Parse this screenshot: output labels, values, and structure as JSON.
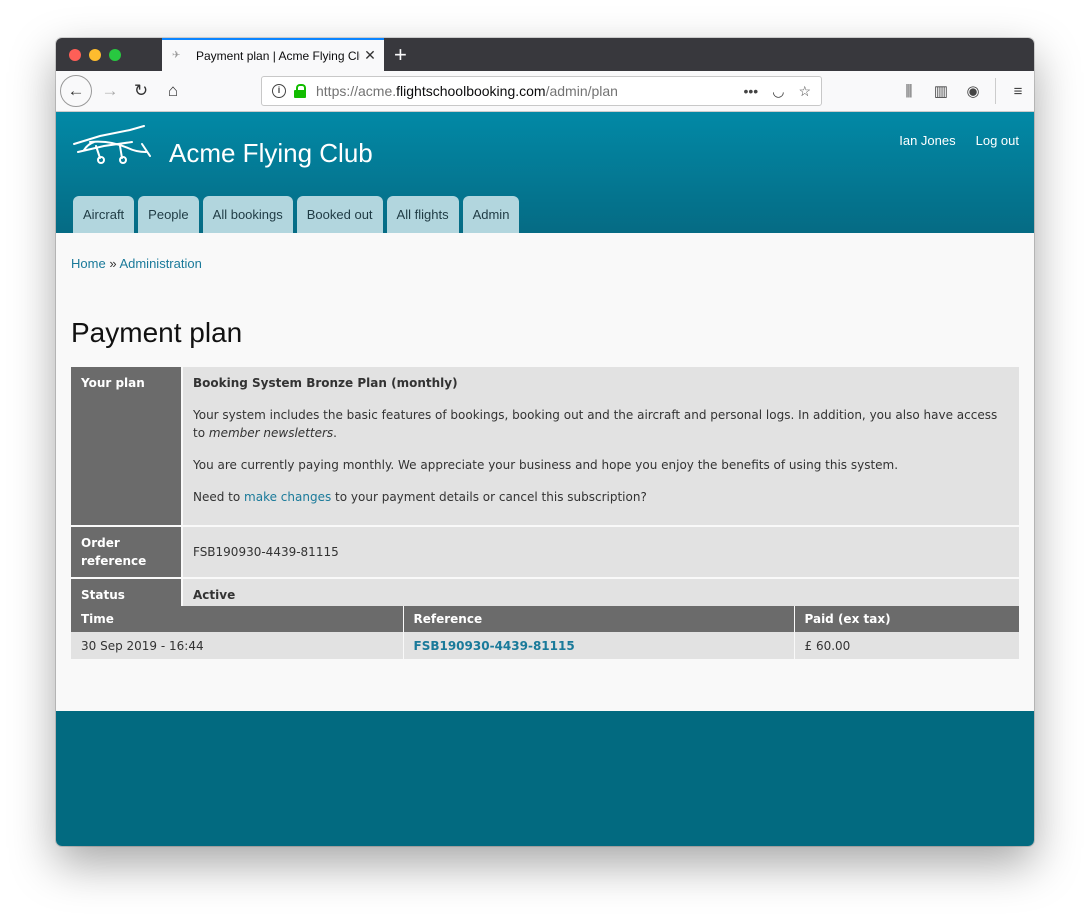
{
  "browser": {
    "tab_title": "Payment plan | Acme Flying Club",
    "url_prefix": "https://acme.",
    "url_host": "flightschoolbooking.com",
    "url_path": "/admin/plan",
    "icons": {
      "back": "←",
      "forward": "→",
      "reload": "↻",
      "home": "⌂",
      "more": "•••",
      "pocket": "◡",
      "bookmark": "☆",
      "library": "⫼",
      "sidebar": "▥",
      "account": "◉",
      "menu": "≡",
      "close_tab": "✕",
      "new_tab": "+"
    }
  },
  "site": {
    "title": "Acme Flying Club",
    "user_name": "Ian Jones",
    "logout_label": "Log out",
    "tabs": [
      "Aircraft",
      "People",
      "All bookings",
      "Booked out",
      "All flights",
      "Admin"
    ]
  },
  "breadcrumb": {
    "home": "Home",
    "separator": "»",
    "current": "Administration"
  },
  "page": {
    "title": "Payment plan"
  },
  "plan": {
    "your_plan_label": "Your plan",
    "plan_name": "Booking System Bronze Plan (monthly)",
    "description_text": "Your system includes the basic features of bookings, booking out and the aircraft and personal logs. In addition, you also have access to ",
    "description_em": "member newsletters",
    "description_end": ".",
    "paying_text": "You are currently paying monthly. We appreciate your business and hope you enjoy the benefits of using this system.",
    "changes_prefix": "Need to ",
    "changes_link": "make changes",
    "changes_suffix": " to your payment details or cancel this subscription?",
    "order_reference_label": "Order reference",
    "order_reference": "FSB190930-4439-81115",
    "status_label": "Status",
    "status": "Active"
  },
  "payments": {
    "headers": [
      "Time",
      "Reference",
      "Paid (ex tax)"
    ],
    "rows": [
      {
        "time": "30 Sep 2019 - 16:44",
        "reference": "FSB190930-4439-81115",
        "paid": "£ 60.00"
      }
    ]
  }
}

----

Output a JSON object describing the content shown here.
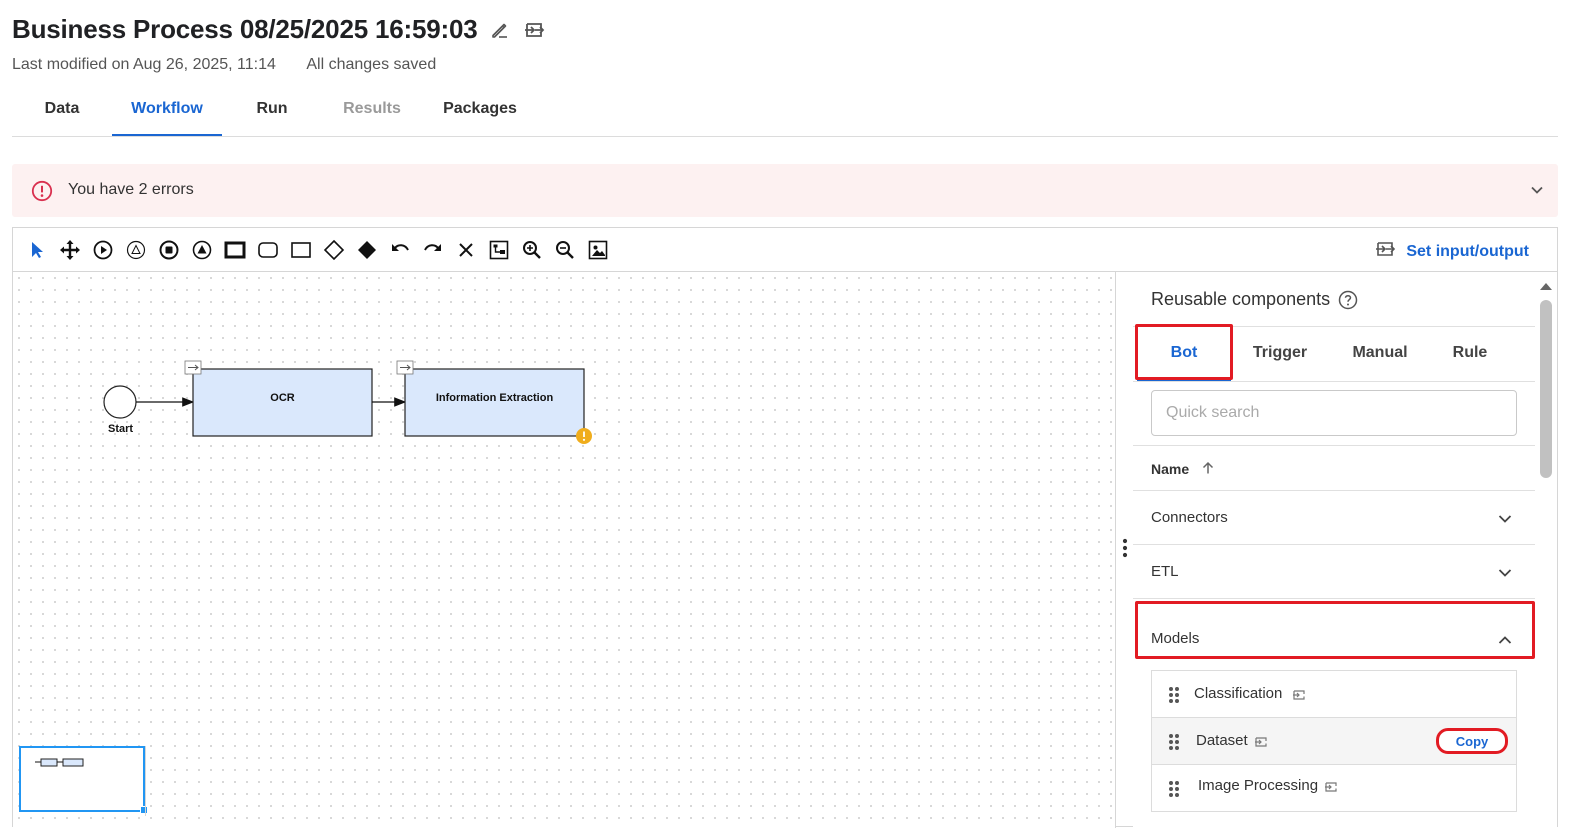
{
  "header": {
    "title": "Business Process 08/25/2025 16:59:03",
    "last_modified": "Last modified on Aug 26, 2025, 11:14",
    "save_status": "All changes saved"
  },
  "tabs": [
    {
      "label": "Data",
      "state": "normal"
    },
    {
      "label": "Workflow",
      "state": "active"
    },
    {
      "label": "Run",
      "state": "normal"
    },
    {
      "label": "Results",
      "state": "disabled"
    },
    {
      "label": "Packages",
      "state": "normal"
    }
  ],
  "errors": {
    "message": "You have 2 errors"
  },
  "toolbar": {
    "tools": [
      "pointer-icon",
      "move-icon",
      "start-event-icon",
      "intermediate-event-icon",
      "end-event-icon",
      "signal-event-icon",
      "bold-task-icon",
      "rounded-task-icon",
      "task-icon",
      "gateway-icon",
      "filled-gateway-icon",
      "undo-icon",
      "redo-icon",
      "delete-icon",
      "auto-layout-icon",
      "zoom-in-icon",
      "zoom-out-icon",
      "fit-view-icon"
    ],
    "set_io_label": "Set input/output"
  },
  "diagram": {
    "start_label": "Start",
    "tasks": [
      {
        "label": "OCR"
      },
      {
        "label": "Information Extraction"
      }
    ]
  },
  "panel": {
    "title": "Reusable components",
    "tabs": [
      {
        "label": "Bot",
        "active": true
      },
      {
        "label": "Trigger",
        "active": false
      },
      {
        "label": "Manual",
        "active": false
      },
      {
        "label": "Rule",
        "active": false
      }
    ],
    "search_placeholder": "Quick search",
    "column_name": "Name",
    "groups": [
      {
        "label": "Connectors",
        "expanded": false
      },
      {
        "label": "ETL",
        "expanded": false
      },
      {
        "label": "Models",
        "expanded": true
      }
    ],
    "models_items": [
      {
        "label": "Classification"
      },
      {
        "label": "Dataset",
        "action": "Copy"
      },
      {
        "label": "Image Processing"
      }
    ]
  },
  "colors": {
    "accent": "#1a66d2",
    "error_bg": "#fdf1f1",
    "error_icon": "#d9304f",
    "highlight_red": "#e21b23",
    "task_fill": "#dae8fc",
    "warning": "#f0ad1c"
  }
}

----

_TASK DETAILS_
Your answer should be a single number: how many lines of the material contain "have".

_EXERCISE OUTPUT_
2